Truck driving around cities and highways has its own set of challenges compared to driving around in cars. Light duty and commercial vehicles accounted for about 22,000 accidents in 2014 according to Transport Canada so it is important to take all the necessary precautions when operating light or heavy duty trucks whether for work or leisure. Here are some tips to improve driver safety.
Perform Regular Maintenance on Your Truck
Before you even start the vehicle, you can implement important safety precautions to minimize the risk of accidents. Periodically check fluid levels for fuel, brakes, motor oil, coolant, and power steering as well as the battery charge and windshield washer. Interior inspections, which include the brakes, clutch, mirrors, horn, gauges, steering, seat belts, and heater, should not be overlooked. Exterior scrutiny of the front and rear lights, signal lamps, hydraulic lines, reflectors, tires and tire pressure, tow joints, and the body and glass of the truck itself should also be done. Make sure that there is a functional fire extinguisher available along with the emergency triangle, first aid kit, and tools for tire replacement. Did you know that you can save on maintenance costs when you lease rather than own your work trucks?
Truck driving can be a mentally and physically demanding occupation so maintaining good health is key to safe driving. A tired driver will not be as reactive on the road as a well-rested one and can spell the difference between avoiding an accident and becoming the cause of one. Be aware that lack of sleep the night before can be a cause of poor focus on the road. Distracted driving is just as dangerous as the driver is unable to concentrate on the road because of exhaustion or calling or texting while driving. If you are feeling tired, pull over and take a quick nap. Don’t try to fight exhaustion. The consequences of falling asleep on the road are a lot worse than arriving late. Lifestyle changes and schedule adjustments may be needed to ensure optimum performance.
Be Aware of Blind Spots Around the Truck
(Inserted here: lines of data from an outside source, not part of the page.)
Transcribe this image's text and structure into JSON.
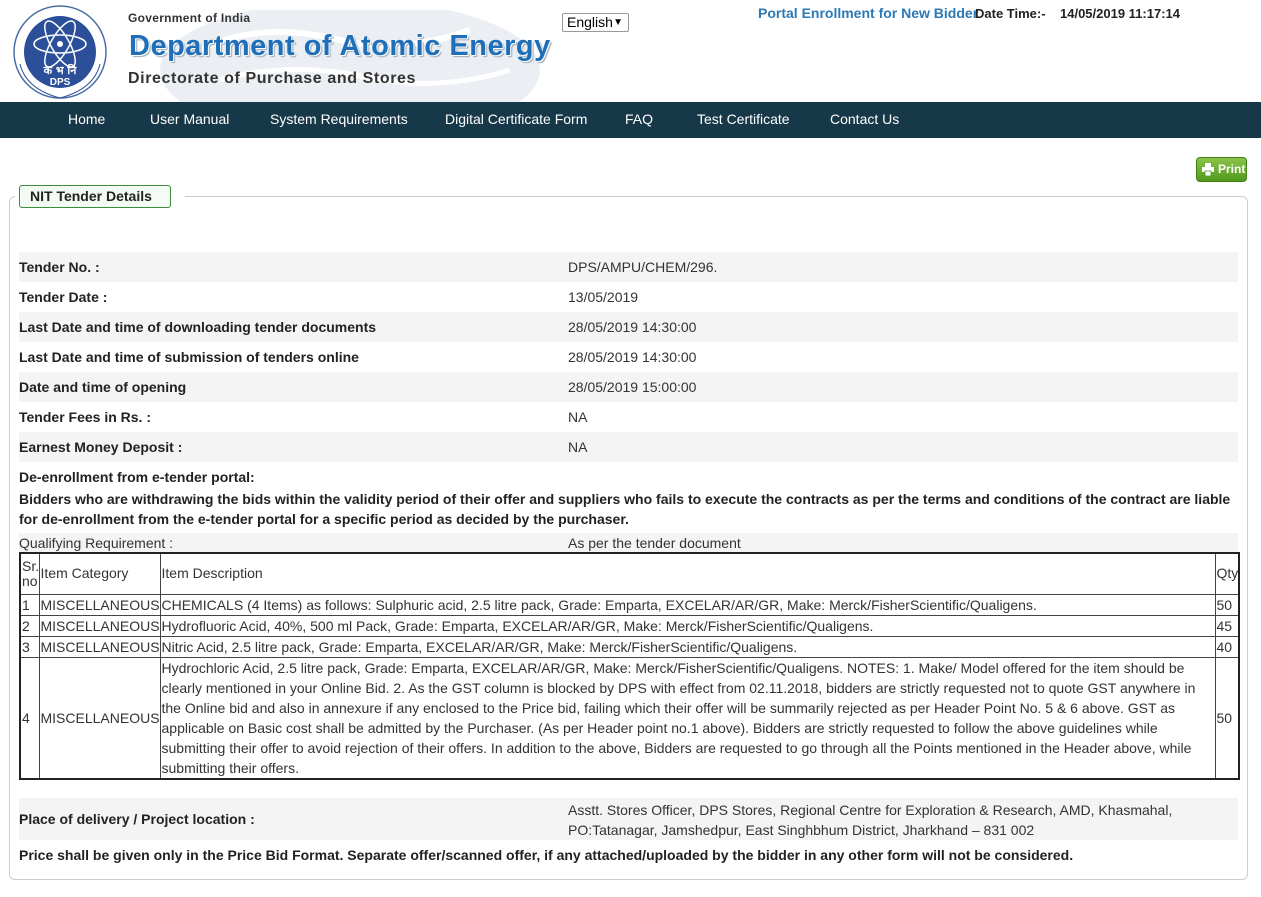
{
  "header": {
    "logo_text": "क भ नि DPS",
    "logo_ring_text": "ATOMS IN THE SERVICE OF THE NATION",
    "gov": "Government of India",
    "dept": "Department of Atomic Energy",
    "directorate": "Directorate of Purchase and Stores",
    "language": "English",
    "enroll_link": "Portal Enrollment for New Bidder",
    "datetime_label": "Date Time:-",
    "datetime_value": "14/05/2019 11:17:14"
  },
  "nav": [
    {
      "label": "Home"
    },
    {
      "label": "User Manual"
    },
    {
      "label": "System Requirements"
    },
    {
      "label": "Digital Certificate Form"
    },
    {
      "label": "FAQ"
    },
    {
      "label": "Test Certificate"
    },
    {
      "label": "Contact Us"
    }
  ],
  "print_label": "Print",
  "panel_title": "NIT Tender Details",
  "details": [
    {
      "label": "Tender No. :",
      "value": "DPS/AMPU/CHEM/296."
    },
    {
      "label": "Tender Date :",
      "value": "13/05/2019"
    },
    {
      "label": "Last Date and time of downloading tender documents",
      "value": "28/05/2019 14:30:00"
    },
    {
      "label": "Last Date and time of submission of tenders online",
      "value": "28/05/2019 14:30:00"
    },
    {
      "label": "Date and time of opening",
      "value": "28/05/2019 15:00:00"
    },
    {
      "label": "Tender Fees in Rs. :",
      "value": "NA"
    },
    {
      "label": "Earnest Money Deposit :",
      "value": "NA"
    }
  ],
  "deenrollment": {
    "title": "De-enrollment from e-tender portal:",
    "text": "Bidders who are withdrawing the bids within the validity period of their offer and suppliers who fails to execute the contracts as per the terms and conditions of the contract are liable for de-enrollment from the e-tender portal for a specific period as decided by the purchaser."
  },
  "qualifying": {
    "label": "Qualifying Requirement :",
    "value": "As per the tender document"
  },
  "items_table": {
    "headers": {
      "sr": "Sr. no",
      "category": "Item Category",
      "description": "Item Description",
      "qty": "Qty"
    },
    "rows": [
      {
        "sr": "1",
        "category": "MISCELLANEOUS",
        "description": "CHEMICALS (4 Items) as follows: Sulphuric acid, 2.5 litre pack, Grade: Emparta, EXCELAR/AR/GR, Make: Merck/FisherScientific/Qualigens.",
        "qty": "50"
      },
      {
        "sr": "2",
        "category": "MISCELLANEOUS",
        "description": "Hydrofluoric Acid, 40%, 500 ml Pack, Grade: Emparta, EXCELAR/AR/GR, Make: Merck/FisherScientific/Qualigens.",
        "qty": "45"
      },
      {
        "sr": "3",
        "category": "MISCELLANEOUS",
        "description": "Nitric Acid, 2.5 litre pack, Grade: Emparta, EXCELAR/AR/GR, Make: Merck/FisherScientific/Qualigens.",
        "qty": "40"
      },
      {
        "sr": "4",
        "category": "MISCELLANEOUS",
        "description": "Hydrochloric Acid, 2.5 litre pack, Grade: Emparta, EXCELAR/AR/GR, Make: Merck/FisherScientific/Qualigens. NOTES: 1. Make/ Model offered for the item should be clearly mentioned in your Online Bid. 2. As the GST column is blocked by DPS with effect from 02.11.2018, bidders are strictly requested not to quote GST anywhere in the Online bid and also in annexure if any enclosed to the Price bid, failing which their offer will be summarily rejected as per Header Point No. 5 & 6 above. GST as applicable on Basic cost shall be admitted by the Purchaser. (As per Header point no.1 above). Bidders are strictly requested to follow the above guidelines while submitting their offer to avoid rejection of their offers. In addition to the above, Bidders are requested to go through all the Points mentioned in the Header above, while submitting their offers.",
        "qty": "50"
      }
    ]
  },
  "delivery": {
    "label": "Place of delivery / Project location :",
    "value": "Asstt. Stores Officer, DPS Stores, Regional Centre for Exploration & Research, AMD, Khasmahal, PO:Tatanagar, Jamshedpur, East Singhbhum District, Jharkhand – 831 002"
  },
  "price_note": "Price shall be given only in the Price Bid Format. Separate offer/scanned offer, if any attached/uploaded by the bidder in any other form will not be considered.",
  "colors": {
    "nav_bg": "#163849",
    "dept_blue": "#1f6fb8",
    "link_blue": "#2b79b5",
    "print_green": "#5ea325"
  }
}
Because of their size, trucks have larger blind spots or “no zones” compared to smaller cars. These spots may either be to the side in front of the cab, behind the side mirrors, or right behind the truck. A lot of car drivers are usually not aware of these truck limitations that need to be taken into consideration when driving trucks. Ultimately, it’s the responsibility of the truck driver to navigate through traffic with more care than the average car driver to avoid mishap.
Alert Other Drivers of Your Intentions
Keep a clear and early signal to notify other drivers of your intent of turning into corners. Always make sure to slow down long before a complete stop is necessary. Other motorists do not realize how long it takes for a truck to come to a full stop, so seeing the brake lights early will help to avoid a collision. Keep changing lanes to a minimum as trucking “no zones” or blind spots are large. Be sure to check mirrors every 7 or 8 seconds. When driving slower than the speed limit due to a heavy load or bad weather always use your flashers. While it’s usually best to follow speed limits, there are times when it is more prudent to drive at a slower speed. Curves, for example, are especially dangerous for semi-trucks. Reduce your speed when approaching big curves to avoid tipping. The speed limits for many curves and ramps are mostly for cars, not trucks, so you may need to go slower than recommended.
Know the Weather and Driving Conditions
Keep tabs on weather and traffic reports so that you will have enough time to prepare for bad driving conditions. It’s recommended to reduce speed by about ⅓ in rainy weather and about ½ in ice or snow (example: if the speed limit is 60 mph, drive 40 mph in rain and 30 mph in ice or snow). This will give you extra time to stop if needed. If you see other trucks pulling to the side, it may be wise for you to do the same.
Long Haul Driving Preparedness
Although long haul trucking entails hours of driving and frustrations run high, keep emotions in check. Do not tailgate. Take sufficient breaks and get out of the truck in order to stay alert. Wear loose-fitting, comfortable clothing as sitting for long periods of time can cut off circulation and cause serious health problems over time. Admit to yourself when you are fatigued. Driving while exhausted can be more dangerous than driving while intoxicated. Find out how to improve fuel mileage during long trips.
Do you need work trucks or cars for your business? With a fleet of over 800 vehicles and growing, Thomas Solutions has a wide array of work vehicles for lease or rent. Whether you are in Hamilton, Niagara or anywhere in Southern Ontario for that matter, we would welcome the chance to see if we can help you with your fleet needs. Contact us today.